share|improve this answer

Why not use Smarty?

http://www.smarty.net/

You can use javascript in Smarty templates, or just use built-in functions.

Just take a look at http://www.smarty.net/crash_course

share|improve this answer

poof -- old answer gone.

Based on your last edit, here's what you want to do:

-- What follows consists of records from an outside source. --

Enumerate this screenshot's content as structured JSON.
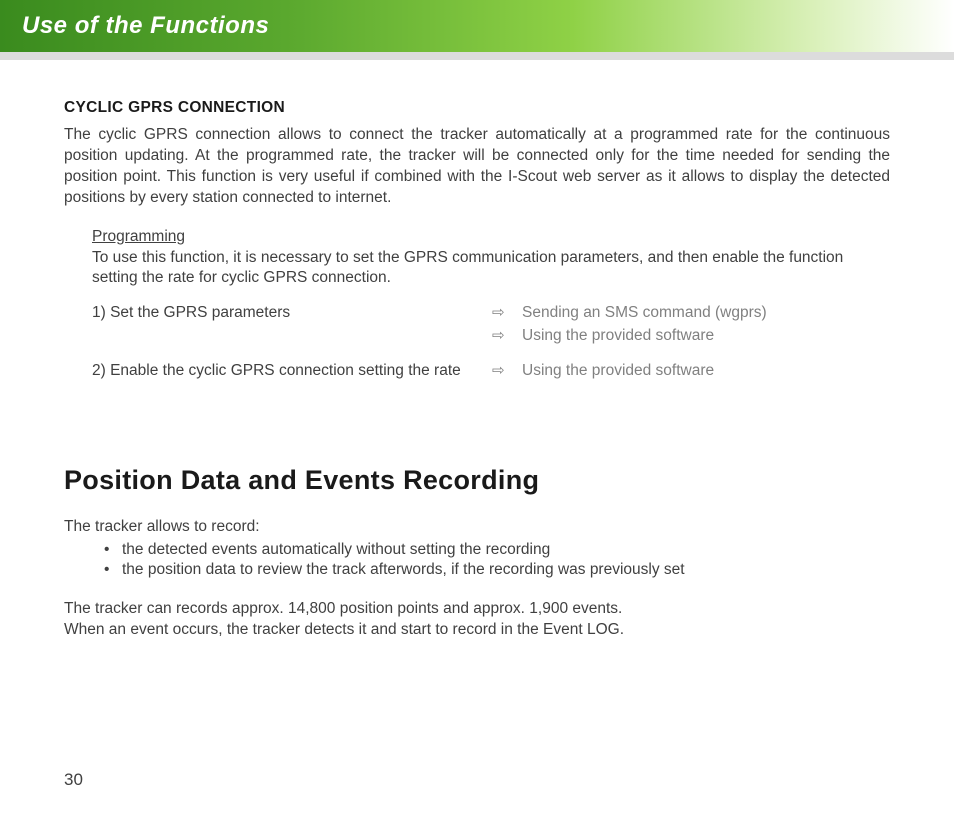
{
  "header": {
    "title": "Use of the Functions"
  },
  "section1": {
    "heading": "CYCLIC GPRS CONNECTION",
    "intro": "The cyclic GPRS connection allows to connect the tracker automatically at a programmed rate for the continuous position updating. At the programmed rate, the tracker will be connected only for the time needed for sending the position point. This function is very useful if combined with the I-Scout web server as it allows to display the detected positions by every station connected to internet.",
    "programming_label": "Programming",
    "programming_text": "To use this function, it is necessary to set the GPRS communication parameters, and then enable the function setting the rate for cyclic GPRS connection.",
    "step1_label": "1) Set the GPRS parameters",
    "step1_opt1": "Sending an SMS command (wgprs)",
    "step1_opt2": "Using the provided software",
    "step2_label": "2) Enable the cyclic GPRS connection setting the rate",
    "step2_opt1": "Using the provided software",
    "arrow": "⇨"
  },
  "section2": {
    "title": "Position Data and Events Recording",
    "intro": "The tracker allows to record:",
    "bullet1": "the detected events automatically without setting the recording",
    "bullet2": "the position data to review the track afterwords, if the recording was previously set",
    "para1": "The tracker can records approx. 14,800 position points and approx. 1,900 events.",
    "para2": "When an event occurs, the tracker detects it and start to record in the Event LOG.",
    "bullet_char": "•"
  },
  "page_number": "30"
}
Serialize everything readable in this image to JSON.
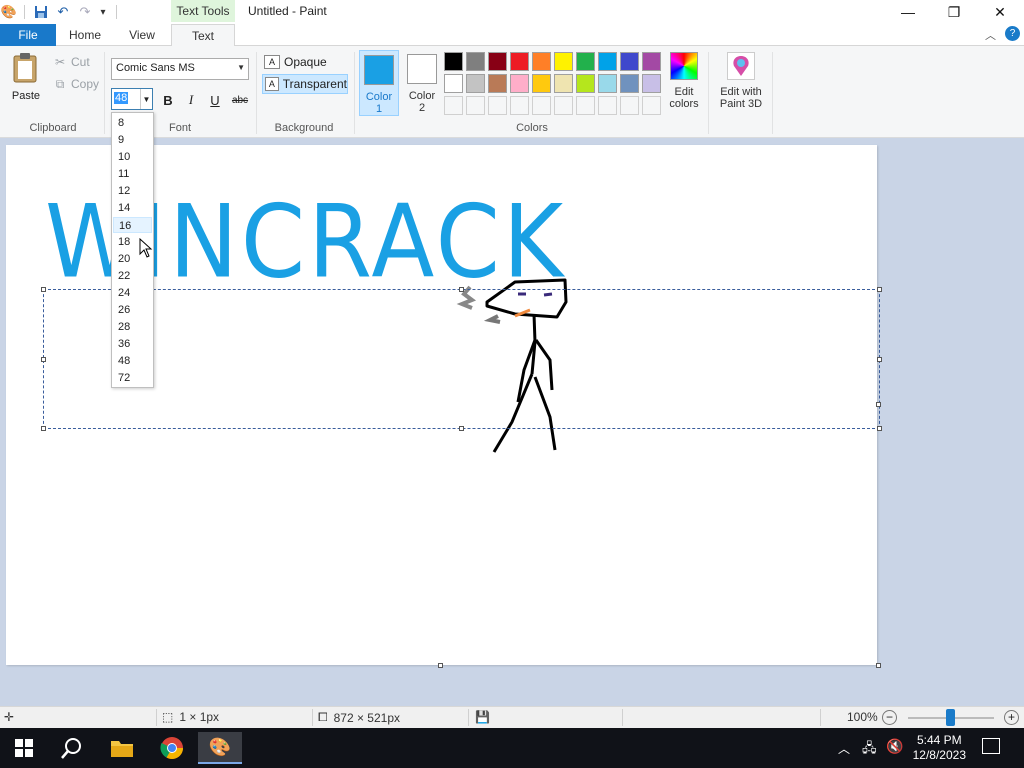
{
  "window": {
    "title": "Untitled - Paint",
    "contextual_tab_label": "Text Tools",
    "minimize": "—",
    "restore": "❐",
    "close": "✕"
  },
  "tabs": [
    {
      "label": "File",
      "active": false
    },
    {
      "label": "Home",
      "active": false
    },
    {
      "label": "View",
      "active": false
    },
    {
      "label": "Text",
      "active": true
    }
  ],
  "clipboard": {
    "group_label": "Clipboard",
    "paste": "Paste",
    "cut": "Cut",
    "copy": "Copy"
  },
  "font": {
    "group_label": "Font",
    "family": "Comic Sans MS",
    "size": "48",
    "bold": "B",
    "italic": "I",
    "underline": "U",
    "strike": "abc"
  },
  "background": {
    "group_label": "Background",
    "opaque": "Opaque",
    "transparent": "Transparent",
    "selected": "Transparent"
  },
  "colors": {
    "group_label": "Colors",
    "color1_label": "Color 1",
    "color1_value": "#1aa0e4",
    "color2_label": "Color 2",
    "color2_value": "#ffffff",
    "edit_colors": "Edit colors",
    "edit_paint3d": "Edit with Paint 3D",
    "palette_row1": [
      "#000000",
      "#7f7f7f",
      "#880015",
      "#ed1c24",
      "#ff7f27",
      "#fff200",
      "#22b14c",
      "#00a2e8",
      "#3f48cc",
      "#a349a4"
    ],
    "palette_row2": [
      "#ffffff",
      "#c3c3c3",
      "#b97a57",
      "#ffaec9",
      "#ffc90e",
      "#efe4b0",
      "#b5e61d",
      "#99d9ea",
      "#7092be",
      "#c8bfe7"
    ]
  },
  "font_size_dropdown": {
    "options": [
      "8",
      "9",
      "10",
      "11",
      "12",
      "14",
      "16",
      "18",
      "20",
      "22",
      "24",
      "26",
      "28",
      "36",
      "48",
      "72"
    ],
    "highlighted": "16"
  },
  "canvas": {
    "text": "WINCRACK",
    "text_color": "#1aa0e4"
  },
  "status": {
    "selection_size": "1 × 1px",
    "canvas_size": "872 × 521px",
    "zoom": "100%"
  },
  "taskbar": {
    "time": "5:44 PM",
    "date": "12/8/2023"
  }
}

 <html>
    <head>
        <!-- I recommend getting this from Google Ajax Libraries
             You don't need this, but it makes my answer way shorter -->
        <script type="text/javascript" src="jquery.js"></script>
        <script type="text/javascript">
          $(document).ready(function(){
             function getRandomContent(){
              // I expect this is the contents of your current script file.
              // just package it into a function.
              var rnd = Math.random();
              return "[SomeHtml]";
             }
             $('.random').each(idx, el){
                 $(this).html(getRandomHtmlContent());
             });
          });
        </script>
    </head>
    <body>
       <div class="random">
       </div>
       <div class="random">
       </div>
    </body>
 </html>
share|improve this answer

If you don't mind leaving the script tag you can use something as simple as document.write from within the scripts.

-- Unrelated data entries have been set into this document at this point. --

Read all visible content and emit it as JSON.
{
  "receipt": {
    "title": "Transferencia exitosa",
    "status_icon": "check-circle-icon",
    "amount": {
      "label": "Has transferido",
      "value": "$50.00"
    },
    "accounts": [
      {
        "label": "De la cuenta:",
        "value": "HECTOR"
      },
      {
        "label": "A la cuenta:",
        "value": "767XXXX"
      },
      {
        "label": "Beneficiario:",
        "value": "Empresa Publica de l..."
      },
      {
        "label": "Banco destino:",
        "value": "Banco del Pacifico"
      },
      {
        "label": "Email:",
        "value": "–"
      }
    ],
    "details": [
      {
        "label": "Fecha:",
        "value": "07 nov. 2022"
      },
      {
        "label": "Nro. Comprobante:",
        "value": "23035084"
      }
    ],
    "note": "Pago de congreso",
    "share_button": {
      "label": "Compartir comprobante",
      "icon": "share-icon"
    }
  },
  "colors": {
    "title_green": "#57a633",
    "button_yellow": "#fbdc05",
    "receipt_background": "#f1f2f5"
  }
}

share|improve this answer
    
I'll un-downvote you if you provide some sort of code. Either I don't quite understand what you're saying, or it has no relevance here. Sorry, apparently this question has me being persnickety. I think the idea of building a site this way just pissed me off. –  John Green May 24 '11 at 10:58
    
I think he means that, if you have <div><script src="s.js"></script></div> and s.js file is document.write("<p>new content</p>") you'll get <div><p>new content</p></div> - quite simple –  atlavis May 24 '11 at 11:04
    
@John Green - PageSpike: Sir, the idea is so basic that I don't think it requires any code. When you want a script to render something exactly where you place it, let alone the reasons for such requirement, document.write is just the way to go. Anyway there is exactly the same suggestion in a post below. For the sake of your own consistency please downvote it too. –  rciq May 24 '11 at 11:05
    
@John: Nope, it's still there. Obviously everyone can see where you're coming from with such boolean hatred for document.write. I could say I come from a place near you, however I'm pretty sure you neither understand the question, nor the solution, nor the way it's equivalent to finding script's own parent and appending html to it. Personally I don't care getting downvotes, however I can only hope you won't cause too much harm to those newbie people who actually believe you and your random superstitious comments. –  rciq May 24 '11 at 11:31
    
The only post below is one about Smarty. I think I get the solution, since was modifed ex post facto be a veritable clone of my own. My goal in being here is to help people. That doesn't necessarily mean coddling them with the line of code they need, because there's more to it than that. I took issue with your code, because it seemed that was what the author was attempting to do in the first place, which was really what I had a problem with in the first place. But I digress... I've been over the top, and I apologize. –  John Green May 24 '11 at 11:39

Your Answer

 
discard

By posting your answer, you agree to the privacy policy and terms of service.

Not the answer you're looking for? Browse other questions tagged or ask your own question.